Do you see more filmmakers turning to the horror genre due to COVID filming restrictions? A lot of these movies generally take place in locked-down environments, where you don’t need a bunch of extras or expensive on-location shoots.

Horror movies are very COVID-proof in terms of production. We’re seeing more expensive movies ramping down, and I don’t think those will come back until there’s a vaccine. It’s too expensive to shut down a $200-million movie multiple weeks if someone gets sick. But I think that being in lockdown will affect storytelling generally. There are a bunch of movie and show scripts that I’ve read that now feel dated and don’t make sense. I’m also not interested in making movies about people in lockdown. I’m here – I don’t need to see it.

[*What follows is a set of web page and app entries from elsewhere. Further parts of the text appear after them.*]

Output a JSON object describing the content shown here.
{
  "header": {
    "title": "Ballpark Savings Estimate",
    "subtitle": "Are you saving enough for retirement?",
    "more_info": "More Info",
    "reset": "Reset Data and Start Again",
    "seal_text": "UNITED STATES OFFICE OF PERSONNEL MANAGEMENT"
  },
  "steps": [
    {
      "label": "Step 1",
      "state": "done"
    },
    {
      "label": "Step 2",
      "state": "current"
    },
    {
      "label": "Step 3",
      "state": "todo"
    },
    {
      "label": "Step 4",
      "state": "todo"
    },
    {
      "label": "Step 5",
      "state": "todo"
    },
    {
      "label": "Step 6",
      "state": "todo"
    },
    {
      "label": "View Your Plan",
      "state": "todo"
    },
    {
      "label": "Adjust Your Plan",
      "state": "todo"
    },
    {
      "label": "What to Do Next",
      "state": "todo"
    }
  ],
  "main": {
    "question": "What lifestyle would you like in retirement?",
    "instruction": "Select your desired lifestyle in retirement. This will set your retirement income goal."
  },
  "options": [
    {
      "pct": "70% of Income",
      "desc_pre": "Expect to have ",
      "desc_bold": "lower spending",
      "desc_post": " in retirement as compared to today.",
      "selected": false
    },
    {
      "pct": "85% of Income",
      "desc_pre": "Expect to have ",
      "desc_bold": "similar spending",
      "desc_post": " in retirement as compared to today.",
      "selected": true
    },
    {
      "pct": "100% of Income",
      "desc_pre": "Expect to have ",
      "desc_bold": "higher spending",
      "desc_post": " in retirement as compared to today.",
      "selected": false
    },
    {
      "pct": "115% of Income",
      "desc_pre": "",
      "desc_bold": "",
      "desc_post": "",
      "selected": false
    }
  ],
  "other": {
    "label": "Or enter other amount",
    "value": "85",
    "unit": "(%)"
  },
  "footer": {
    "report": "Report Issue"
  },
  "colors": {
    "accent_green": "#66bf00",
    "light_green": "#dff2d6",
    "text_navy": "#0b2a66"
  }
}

So people will want more escapism?

Story continues below advertisement

I think when bad things happen in the world, there’s more demand for horror. People gravitate toward something that’s even worse than what’s going on outside their window. It’s the idea of control, too. You can turn it off, and that provides a certain amount of solace. I also read a study recently that horror fans are better suited to life during COVID than non-horror fans. People who watch horror movies are always imagining worst-case scenarios, so they’re better prepared. I think it’s true! It gave me a laugh, at least.

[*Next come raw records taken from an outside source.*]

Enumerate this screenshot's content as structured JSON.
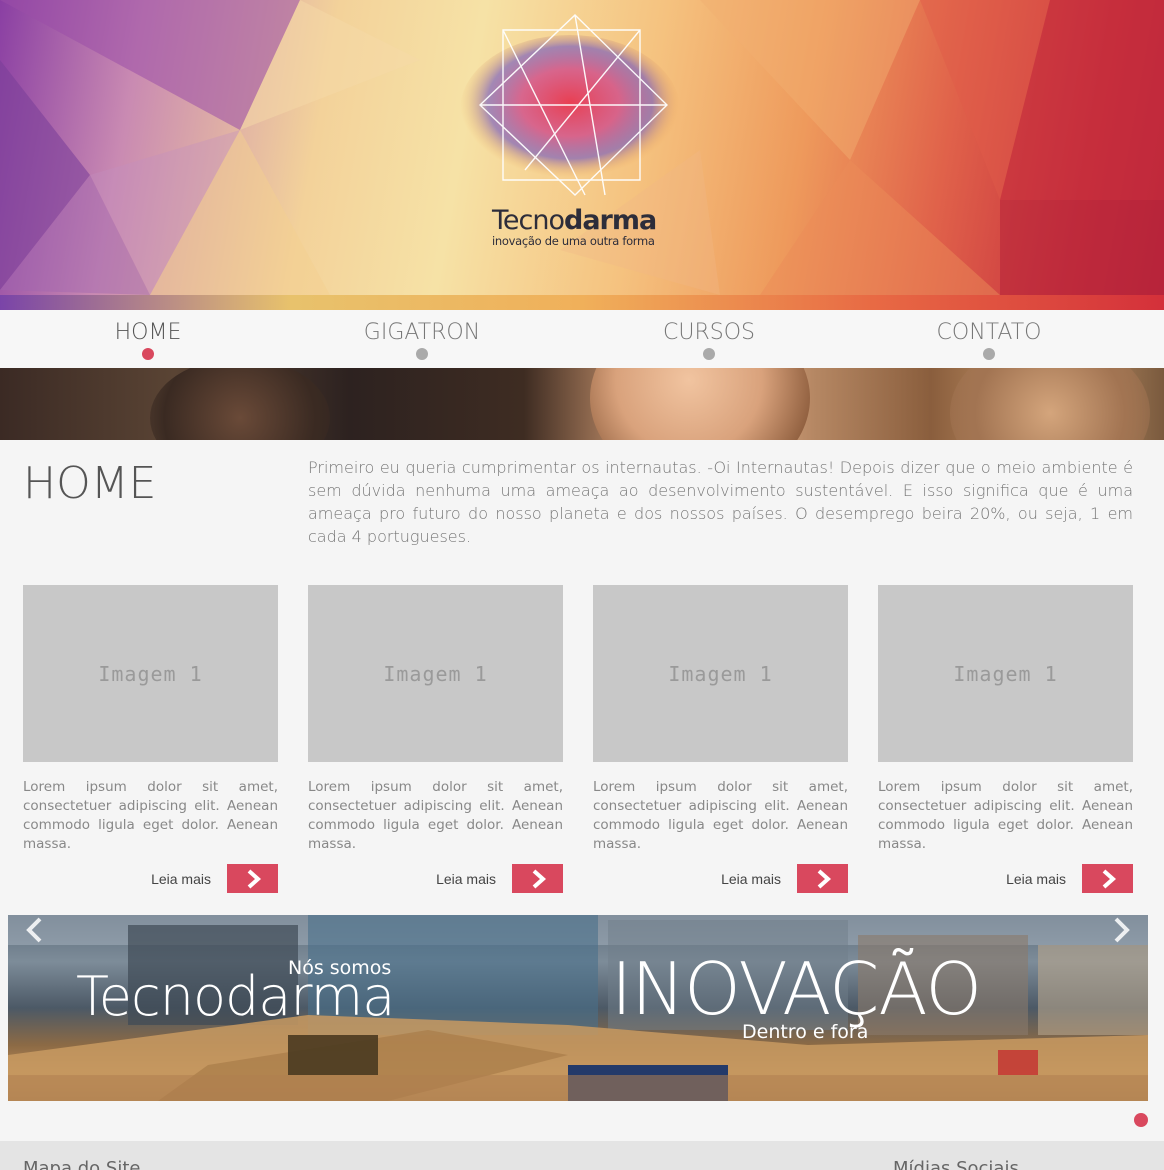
{
  "brand": {
    "name_light": "Tecno",
    "name_bold": "darma",
    "tagline": "inovação de uma outra forma"
  },
  "nav": {
    "items": [
      {
        "label": "HOME",
        "active": true
      },
      {
        "label": "GIGATRON",
        "active": false
      },
      {
        "label": "CURSOS",
        "active": false
      },
      {
        "label": "CONTATO",
        "active": false
      }
    ]
  },
  "main": {
    "title": "HOME",
    "intro": "Primeiro eu queria cumprimentar os internautas. -Oi Internautas! Depois dizer que o meio ambiente é sem dúvida nenhuma uma ameaça ao desenvolvimento sustentável. E isso significa que é uma ameaça pro futuro do nosso planeta e dos nossos países. O desemprego beira 20%, ou seja, 1 em cada 4 portugueses."
  },
  "cards": [
    {
      "image_label": "Imagem 1",
      "text": "Lorem ipsum dolor sit amet, consectetuer adipiscing elit. Aenean commodo ligula eget dolor. Aenean massa.",
      "more": "Leia mais"
    },
    {
      "image_label": "Imagem 1",
      "text": "Lorem ipsum dolor sit amet, consectetuer adipiscing elit. Aenean commodo ligula eget dolor. Aenean massa.",
      "more": "Leia mais"
    },
    {
      "image_label": "Imagem 1",
      "text": "Lorem ipsum dolor sit amet, consectetuer adipiscing elit. Aenean commodo ligula eget dolor. Aenean massa.",
      "more": "Leia mais"
    },
    {
      "image_label": "Imagem 1",
      "text": "Lorem ipsum dolor sit amet, consectetuer adipiscing elit. Aenean commodo ligula eget dolor. Aenean massa.",
      "more": "Leia mais"
    }
  ],
  "slider": {
    "small": "Nós somos",
    "brand": "Tecnodarma",
    "big": "INOVAÇÃO",
    "sub": "Dentro e fora"
  },
  "footer": {
    "left": "Mapa do Site",
    "right": "Mídias Sociais"
  },
  "colors": {
    "accent": "#d9485e",
    "dot_inactive": "#aaaaaa"
  },
  "icons": {
    "slider_prev": "chevron-left-icon",
    "slider_next": "chevron-right-icon",
    "card_more": "chevron-right-icon"
  }
}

This interview has been condensed and edited

Welcome to the Blumhouse’s The Lie and Black Box are available to stream on Amazon Prime Video starting Oct. 6; Evil Eye and Nocturne will be available starting Oct. 13

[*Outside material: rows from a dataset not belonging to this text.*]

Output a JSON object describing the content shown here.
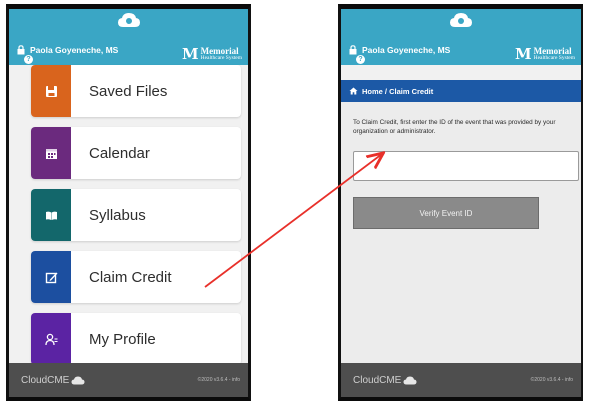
{
  "left_screen": {
    "user_name": "Paola Goyeneche, MS",
    "brand_mark": "M",
    "brand_name": "Memorial",
    "brand_sub": "Healthcare System",
    "help_glyph": "?",
    "menu": [
      {
        "label": "Saved Files",
        "icon": "save-icon",
        "color": "#d9641d"
      },
      {
        "label": "Calendar",
        "icon": "calendar-icon",
        "color": "#6b2a7e"
      },
      {
        "label": "Syllabus",
        "icon": "book-icon",
        "color": "#13676b"
      },
      {
        "label": "Claim Credit",
        "icon": "edit-icon",
        "color": "#1c4fa0"
      },
      {
        "label": "My Profile",
        "icon": "profile-icon",
        "color": "#5b23a3"
      }
    ],
    "footer_logo": "CloudCME",
    "footer_version": "©2020 v3.6.4 - info"
  },
  "right_screen": {
    "user_name": "Paola Goyeneche, MS",
    "brand_mark": "M",
    "brand_name": "Memorial",
    "brand_sub": "Healthcare System",
    "help_glyph": "?",
    "breadcrumb": "Home / Claim Credit",
    "instructions": "To Claim Credit, first enter the ID of the event that was provided by your organization or administrator.",
    "event_id_value": "",
    "verify_button": "Verify Event ID",
    "footer_logo": "CloudCME",
    "footer_version": "©2020 v3.6.4 - info"
  },
  "colors": {
    "header": "#3aa6c5",
    "breadcrumb": "#1c59a6",
    "arrow": "#e8302a",
    "footer": "#4e4e4e"
  }
}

Plan your screen time with the weekly What to Watch newsletter. Sign up today.

Your Globe

Build your personal news feed

  1. Follow topics and authors relevant to your reading interests.
  2. Check your Following feed daily, and never miss an article. Access your Following feed from your account menu at the top right corner of every page.

Follow the author of this article:

Follow topics related to this article:

View more suggestions in Following Read more about following topics and authors
Report an error Editorial code of conduct
Due to technical reasons, we have temporarily removed commenting from our articles. We hope to have this fixed soon. Thank you for your patience. If you are looking to give feedback on our new site, please send it along to If you want to write a letter to the editor, please forward to

Welcome to The Globe and Mail’s comment community. This is a space where subscribers can engage with each other and Globe staff. Non-subscribers can read and sort comments but will not be able to engage with them in any way. Click here to subscribe.

If you would like to write a letter to the editor, please forward it to Readers can also interact with The Globe on Facebook and Twitter .

Welcome to The Globe and Mail’s comment community. This is a space where subscribers can engage with each other and Globe staff. Non-subscribers can read and sort comments but will not be able to engage with them in any way. Click here to subscribe.

If you would like to write a letter to the editor, please forward it to Readers can also interact with The Globe on Facebook and Twitter .

Welcome to The Globe and Mail’s comment community. This is a space where subscribers can engage with each other and Globe staff.

We aim to create a safe and valuable space for discussion and debate. That means:

  • Treat others as you wish to be treated
  • Criticize ideas, not people
  • Stay on topic
  • Avoid the use of toxic and offensive language
  • Flag bad behaviour

If you do not see your comment posted immediately, it is being reviewed by the moderation team and may appear shortly, generally within an hour.

We aim to have all comments reviewed in a timely manner.

Comments that violate our community guidelines will not be posted.

UPDATED: Read our community guidelines here

Discussion loading ...

To view this site properly, enable cookies in your browser. Read our privacy policy to learn more.
How to enable cookies